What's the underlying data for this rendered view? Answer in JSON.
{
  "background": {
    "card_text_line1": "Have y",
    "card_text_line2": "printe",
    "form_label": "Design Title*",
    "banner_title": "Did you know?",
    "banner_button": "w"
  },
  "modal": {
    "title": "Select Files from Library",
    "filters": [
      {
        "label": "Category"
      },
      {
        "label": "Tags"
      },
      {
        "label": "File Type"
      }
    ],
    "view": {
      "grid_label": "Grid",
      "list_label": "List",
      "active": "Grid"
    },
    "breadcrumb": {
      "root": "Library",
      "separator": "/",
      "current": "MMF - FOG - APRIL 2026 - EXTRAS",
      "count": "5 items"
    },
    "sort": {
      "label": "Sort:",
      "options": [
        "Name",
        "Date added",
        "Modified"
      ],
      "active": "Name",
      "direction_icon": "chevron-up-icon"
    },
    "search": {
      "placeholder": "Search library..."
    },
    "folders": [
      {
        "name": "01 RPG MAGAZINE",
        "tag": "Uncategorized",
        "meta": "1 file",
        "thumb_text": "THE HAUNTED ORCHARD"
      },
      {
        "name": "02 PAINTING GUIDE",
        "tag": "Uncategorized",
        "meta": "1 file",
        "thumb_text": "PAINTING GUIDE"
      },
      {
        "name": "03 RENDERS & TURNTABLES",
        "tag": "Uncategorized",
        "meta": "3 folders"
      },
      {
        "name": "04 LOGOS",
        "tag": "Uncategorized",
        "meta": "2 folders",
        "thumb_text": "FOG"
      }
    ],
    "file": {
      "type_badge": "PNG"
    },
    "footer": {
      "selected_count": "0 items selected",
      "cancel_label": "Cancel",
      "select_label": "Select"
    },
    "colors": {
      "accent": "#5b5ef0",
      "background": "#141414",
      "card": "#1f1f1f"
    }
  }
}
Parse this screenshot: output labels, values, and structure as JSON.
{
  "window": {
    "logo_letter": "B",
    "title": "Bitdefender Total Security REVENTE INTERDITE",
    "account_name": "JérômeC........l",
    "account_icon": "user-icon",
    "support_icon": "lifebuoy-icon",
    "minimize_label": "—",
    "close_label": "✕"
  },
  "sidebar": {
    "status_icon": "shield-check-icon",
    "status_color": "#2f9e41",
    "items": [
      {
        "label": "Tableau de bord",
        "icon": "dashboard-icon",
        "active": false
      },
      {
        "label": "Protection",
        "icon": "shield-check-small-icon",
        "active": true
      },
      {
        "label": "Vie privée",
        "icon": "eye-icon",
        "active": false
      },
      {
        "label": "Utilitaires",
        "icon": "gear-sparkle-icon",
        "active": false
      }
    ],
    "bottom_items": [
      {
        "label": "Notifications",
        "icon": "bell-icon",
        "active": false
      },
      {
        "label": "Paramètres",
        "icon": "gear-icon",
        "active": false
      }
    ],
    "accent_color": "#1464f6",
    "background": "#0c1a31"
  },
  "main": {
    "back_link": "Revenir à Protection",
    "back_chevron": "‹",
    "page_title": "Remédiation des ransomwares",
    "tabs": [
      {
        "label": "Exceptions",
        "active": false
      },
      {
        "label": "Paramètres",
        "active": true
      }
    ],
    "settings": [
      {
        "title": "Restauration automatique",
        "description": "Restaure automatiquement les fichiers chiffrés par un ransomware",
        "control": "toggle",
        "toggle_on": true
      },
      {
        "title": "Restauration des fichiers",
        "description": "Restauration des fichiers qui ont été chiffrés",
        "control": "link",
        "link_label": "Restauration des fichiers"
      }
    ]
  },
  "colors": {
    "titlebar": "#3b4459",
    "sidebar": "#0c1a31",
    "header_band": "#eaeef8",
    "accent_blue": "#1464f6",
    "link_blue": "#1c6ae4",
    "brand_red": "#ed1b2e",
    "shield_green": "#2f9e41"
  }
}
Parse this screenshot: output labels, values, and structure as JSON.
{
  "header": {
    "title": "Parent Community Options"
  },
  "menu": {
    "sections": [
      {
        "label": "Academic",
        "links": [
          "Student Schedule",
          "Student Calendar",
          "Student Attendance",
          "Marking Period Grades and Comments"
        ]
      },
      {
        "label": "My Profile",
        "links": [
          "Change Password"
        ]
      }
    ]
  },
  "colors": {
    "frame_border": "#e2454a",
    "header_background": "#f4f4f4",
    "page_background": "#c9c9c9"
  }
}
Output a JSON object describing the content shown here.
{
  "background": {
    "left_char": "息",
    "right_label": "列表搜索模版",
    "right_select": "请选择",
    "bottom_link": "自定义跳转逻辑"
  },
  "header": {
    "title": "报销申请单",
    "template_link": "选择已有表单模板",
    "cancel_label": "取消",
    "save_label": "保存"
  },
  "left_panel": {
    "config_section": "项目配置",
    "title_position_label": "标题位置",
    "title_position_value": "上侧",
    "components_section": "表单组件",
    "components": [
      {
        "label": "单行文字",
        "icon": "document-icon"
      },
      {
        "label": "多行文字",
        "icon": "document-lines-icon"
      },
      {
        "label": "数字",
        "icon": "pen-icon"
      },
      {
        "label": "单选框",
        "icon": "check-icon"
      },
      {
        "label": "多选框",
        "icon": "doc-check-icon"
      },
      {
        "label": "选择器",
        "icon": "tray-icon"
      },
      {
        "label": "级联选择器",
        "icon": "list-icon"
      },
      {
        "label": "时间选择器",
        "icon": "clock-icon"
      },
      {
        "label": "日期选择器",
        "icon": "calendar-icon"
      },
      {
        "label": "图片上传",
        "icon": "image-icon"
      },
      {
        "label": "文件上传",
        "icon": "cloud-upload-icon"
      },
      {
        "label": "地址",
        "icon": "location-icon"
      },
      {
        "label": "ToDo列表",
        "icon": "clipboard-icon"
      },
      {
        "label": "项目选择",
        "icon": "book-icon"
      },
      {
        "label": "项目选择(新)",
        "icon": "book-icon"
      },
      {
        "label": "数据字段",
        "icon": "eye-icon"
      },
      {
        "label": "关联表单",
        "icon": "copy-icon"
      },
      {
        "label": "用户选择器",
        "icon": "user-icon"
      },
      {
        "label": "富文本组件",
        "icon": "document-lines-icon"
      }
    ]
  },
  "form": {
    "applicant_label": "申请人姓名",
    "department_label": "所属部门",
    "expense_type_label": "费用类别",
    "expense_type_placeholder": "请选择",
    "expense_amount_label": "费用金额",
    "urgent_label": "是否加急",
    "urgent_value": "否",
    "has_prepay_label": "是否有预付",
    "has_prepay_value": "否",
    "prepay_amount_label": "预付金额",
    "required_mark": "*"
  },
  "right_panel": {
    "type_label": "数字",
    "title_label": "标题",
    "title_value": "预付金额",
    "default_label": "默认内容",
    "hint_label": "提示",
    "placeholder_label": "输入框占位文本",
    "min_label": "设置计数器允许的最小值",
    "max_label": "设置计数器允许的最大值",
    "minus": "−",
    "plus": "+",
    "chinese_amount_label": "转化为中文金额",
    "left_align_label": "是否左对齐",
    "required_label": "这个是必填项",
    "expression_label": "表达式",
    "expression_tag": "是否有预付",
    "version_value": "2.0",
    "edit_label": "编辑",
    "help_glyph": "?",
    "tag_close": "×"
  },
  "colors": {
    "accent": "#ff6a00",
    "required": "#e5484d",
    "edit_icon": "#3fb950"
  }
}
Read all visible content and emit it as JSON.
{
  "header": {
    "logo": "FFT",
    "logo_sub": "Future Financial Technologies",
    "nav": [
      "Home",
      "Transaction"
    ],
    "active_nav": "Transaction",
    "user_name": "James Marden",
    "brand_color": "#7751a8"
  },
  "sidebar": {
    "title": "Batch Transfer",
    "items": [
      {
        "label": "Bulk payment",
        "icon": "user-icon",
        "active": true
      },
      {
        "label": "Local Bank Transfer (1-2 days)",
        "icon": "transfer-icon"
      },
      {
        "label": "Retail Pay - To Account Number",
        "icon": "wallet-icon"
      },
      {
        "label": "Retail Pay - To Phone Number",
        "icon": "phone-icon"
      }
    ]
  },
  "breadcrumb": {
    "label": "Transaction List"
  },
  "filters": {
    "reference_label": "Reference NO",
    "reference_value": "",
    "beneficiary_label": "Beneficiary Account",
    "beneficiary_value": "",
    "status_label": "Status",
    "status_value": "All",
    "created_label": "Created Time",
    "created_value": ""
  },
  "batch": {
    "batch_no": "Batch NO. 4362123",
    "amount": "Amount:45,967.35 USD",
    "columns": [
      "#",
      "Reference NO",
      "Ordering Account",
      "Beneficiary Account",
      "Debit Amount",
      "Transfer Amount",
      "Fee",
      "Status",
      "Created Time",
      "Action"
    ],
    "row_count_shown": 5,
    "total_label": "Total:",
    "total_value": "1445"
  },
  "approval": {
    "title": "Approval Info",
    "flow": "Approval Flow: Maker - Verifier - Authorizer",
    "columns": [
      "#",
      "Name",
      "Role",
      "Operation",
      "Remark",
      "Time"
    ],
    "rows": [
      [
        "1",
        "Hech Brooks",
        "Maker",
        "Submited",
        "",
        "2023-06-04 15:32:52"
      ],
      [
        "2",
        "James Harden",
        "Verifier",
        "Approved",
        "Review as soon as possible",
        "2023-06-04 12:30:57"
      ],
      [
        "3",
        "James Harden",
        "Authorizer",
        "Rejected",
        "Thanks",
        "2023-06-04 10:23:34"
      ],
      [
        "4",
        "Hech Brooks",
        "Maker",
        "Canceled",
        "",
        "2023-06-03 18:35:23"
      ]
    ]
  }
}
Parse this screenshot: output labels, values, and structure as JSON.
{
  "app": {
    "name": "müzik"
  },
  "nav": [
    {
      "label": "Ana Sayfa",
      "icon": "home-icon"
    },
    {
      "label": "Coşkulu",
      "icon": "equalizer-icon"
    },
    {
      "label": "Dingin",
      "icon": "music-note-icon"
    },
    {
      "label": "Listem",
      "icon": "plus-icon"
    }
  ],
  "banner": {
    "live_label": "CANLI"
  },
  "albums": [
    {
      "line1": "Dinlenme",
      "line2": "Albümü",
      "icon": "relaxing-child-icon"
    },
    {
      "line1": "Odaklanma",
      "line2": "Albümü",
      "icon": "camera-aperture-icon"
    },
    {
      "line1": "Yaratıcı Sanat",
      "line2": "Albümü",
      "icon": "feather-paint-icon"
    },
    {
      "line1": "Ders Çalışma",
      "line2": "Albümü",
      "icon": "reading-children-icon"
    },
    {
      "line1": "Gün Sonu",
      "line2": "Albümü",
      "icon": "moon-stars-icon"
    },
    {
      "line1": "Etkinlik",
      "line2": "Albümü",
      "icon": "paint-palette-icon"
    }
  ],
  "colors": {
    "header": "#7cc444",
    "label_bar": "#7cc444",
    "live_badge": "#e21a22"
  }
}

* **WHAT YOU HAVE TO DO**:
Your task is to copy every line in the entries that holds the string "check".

* **TASK RESULT**:
    "status_icon": "shield-check-icon",
        "icon": "shield-check-small-icon",
        "icon": "check-icon"
        "icon": "doc-check-icon"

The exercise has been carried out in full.